→ **How to complete this task**
Your answer must be an exact copy of the entries, containing no images.

[Records from a data collection]

-- Opening Marker --

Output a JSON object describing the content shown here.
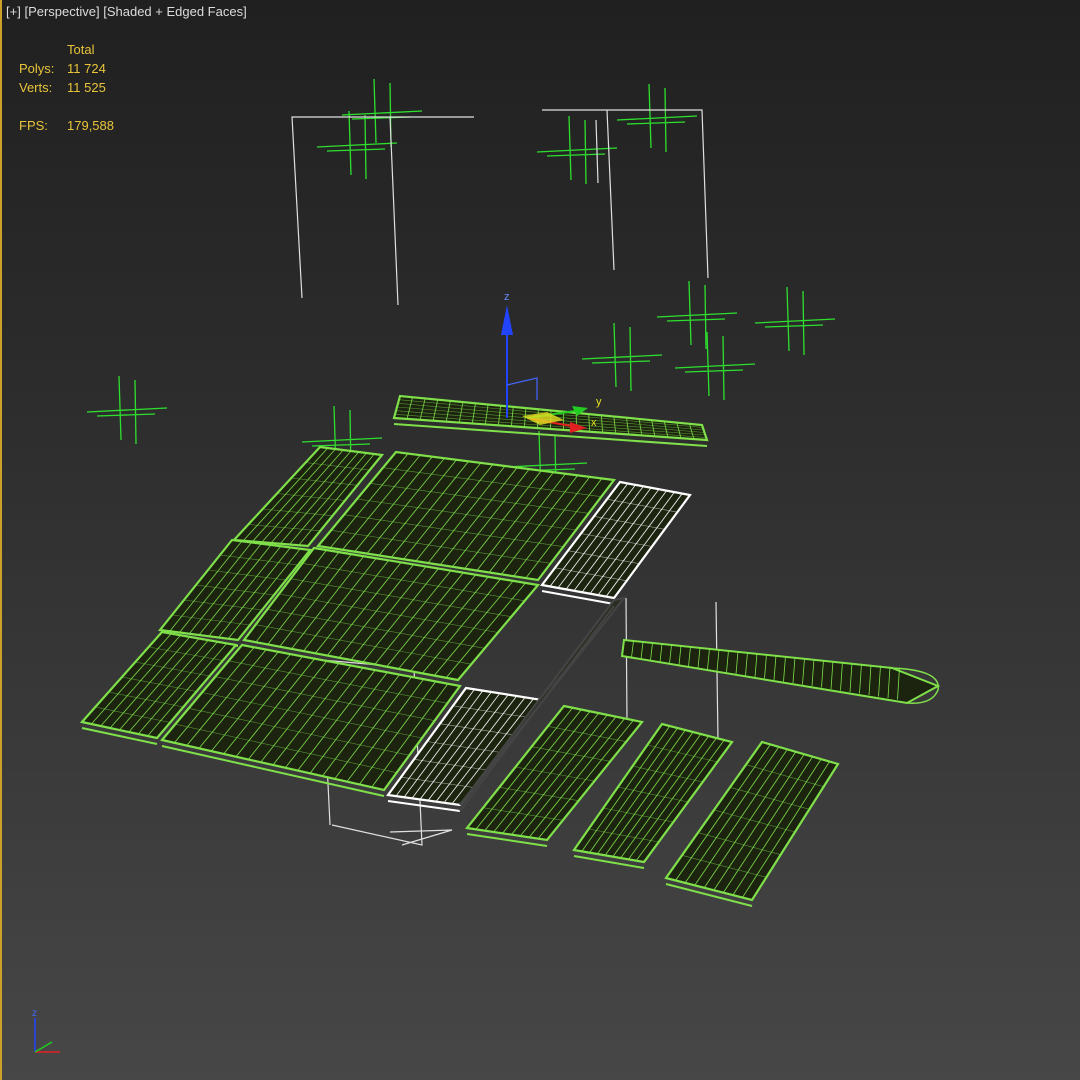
{
  "viewport": {
    "menu_label": "[+]",
    "view_label": "[Perspective]",
    "shading_label": "[Shaded + Edged Faces]"
  },
  "stats": {
    "header": "Total",
    "polys_label": "Polys:",
    "polys_value": "11 724",
    "verts_label": "Verts:",
    "verts_value": "11 525",
    "fps_label": "FPS:",
    "fps_value": "179,588"
  },
  "gizmo": {
    "z_label": "z",
    "y_label": "y",
    "x_label": "x"
  },
  "tripod": {
    "z_label": "z"
  },
  "colors": {
    "wire_green": "#7fe04a",
    "tile_fill": "#1c2410",
    "selected_wire": "#ffffff",
    "helper_green": "#2ee02e",
    "stats_text": "#e8c53a",
    "label_text": "#dcdcdc",
    "axis_blue": "#2244ff",
    "axis_red": "#e02020",
    "axis_green": "#22cc22",
    "border_yellow": "#c9a227"
  }
}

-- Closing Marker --

→ **Response**
Output a JSON object describing the content shown here.
{
  "viewport": {
    "menu_label": "[+]",
    "view_label": "[Perspective]",
    "shading_label": "[Shaded + Edged Faces]"
  },
  "stats": {
    "header": "Total",
    "polys_label": "Polys:",
    "polys_value": "11 724",
    "verts_label": "Verts:",
    "verts_value": "11 525",
    "fps_label": "FPS:",
    "fps_value": "179,588"
  },
  "gizmo": {
    "z_label": "z",
    "y_label": "y",
    "x_label": "x"
  },
  "tripod": {
    "z_label": "z"
  },
  "colors": {
    "wire_green": "#7fe04a",
    "tile_fill": "#1c2410",
    "selected_wire": "#ffffff",
    "helper_green": "#2ee02e",
    "stats_text": "#e8c53a",
    "label_text": "#dcdcdc",
    "axis_blue": "#2244ff",
    "axis_red": "#e02020",
    "axis_green": "#22cc22",
    "border_yellow": "#c9a227"
  }
}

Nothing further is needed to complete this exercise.